Learning a sport from one's father is a common theme that runs through families -- whether playing catch, shooting hoops, riding a bike or baiting a hook. But perhaps golf, more than any other sport, serves as the extension of the father-taught life lessons -- integrity, fairness and healthy competition. And the reasons may lie in the inherent roots of the game.
Bogey is the golf term for a score that’s 1 over par on a single hole. A double bogey represents a score of 2 over par for one hole. Therefore, a bogey is always a better score than a double bogey. There are, however, occasions when the effect of scoring a double bogey is no worse than that of shooting a bogey. In match play, for example, if one player scores a par, it doesn’t matter if his opponent shoots a bogey or a double bogey, as he loses the hole either way.
All PGA events are governed by the standard Rules of Golf, as published by the United States Golf Association. While rules don't specify precisely where a hole must be placed, the USGA does offer guidance in its Handicap Manual. By the strict letter of the law, therefore, a hole may be placed anywhere on the green.
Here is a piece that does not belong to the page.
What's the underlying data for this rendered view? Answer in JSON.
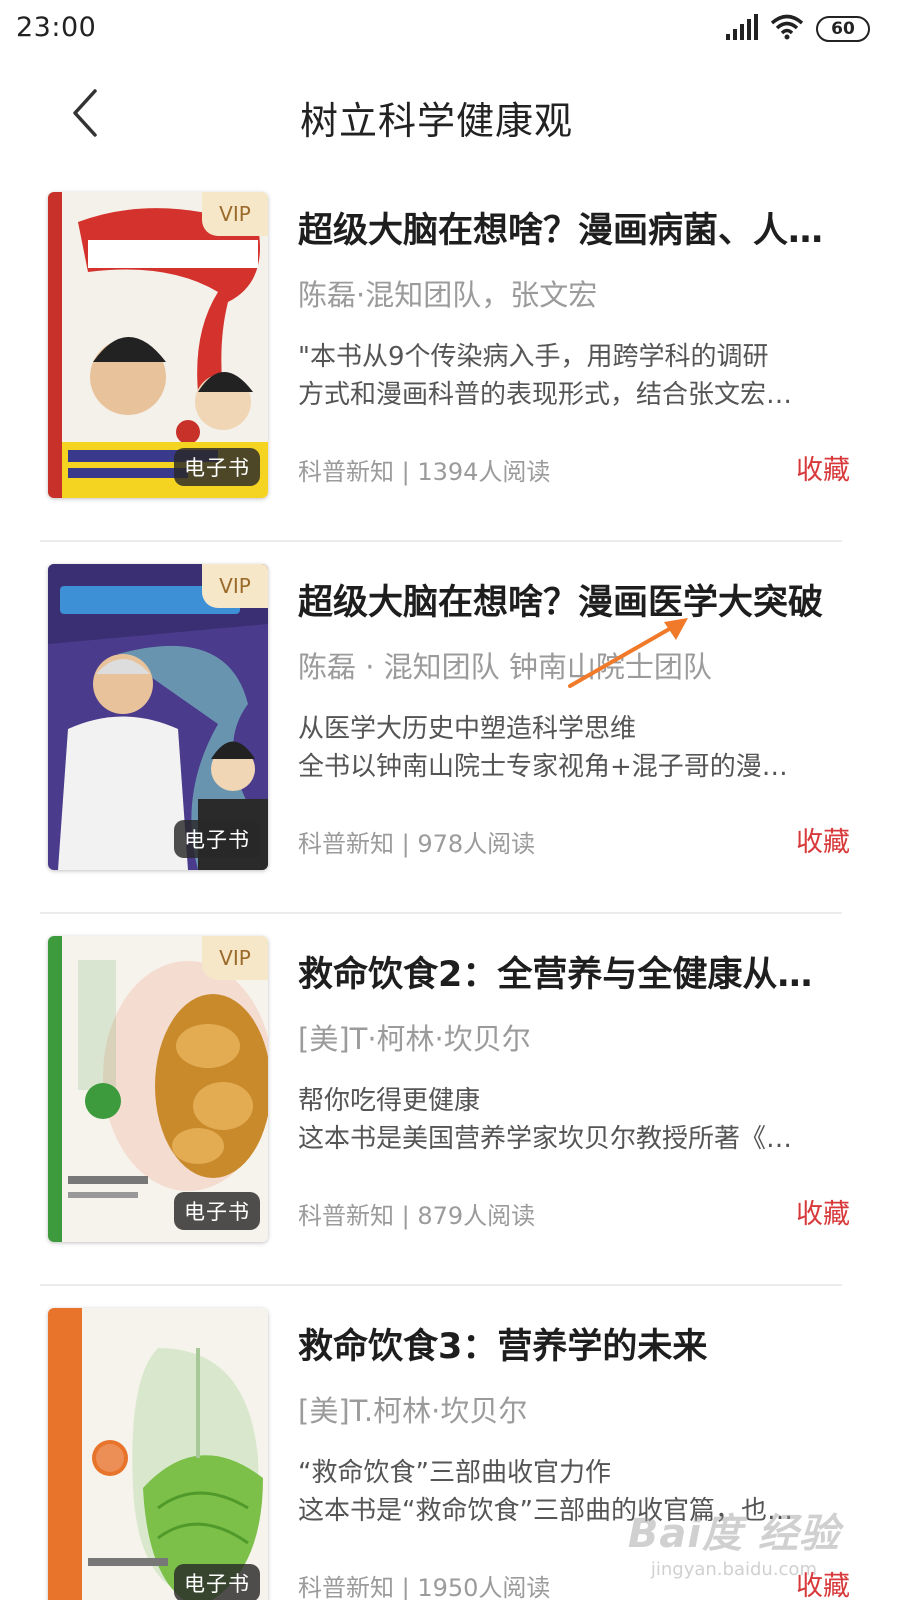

But tournament and golf course officials who must decide where to place the holes can look to Rule 15-3 of the Manual for the USGA's in-depth recommendations regarding pin placement.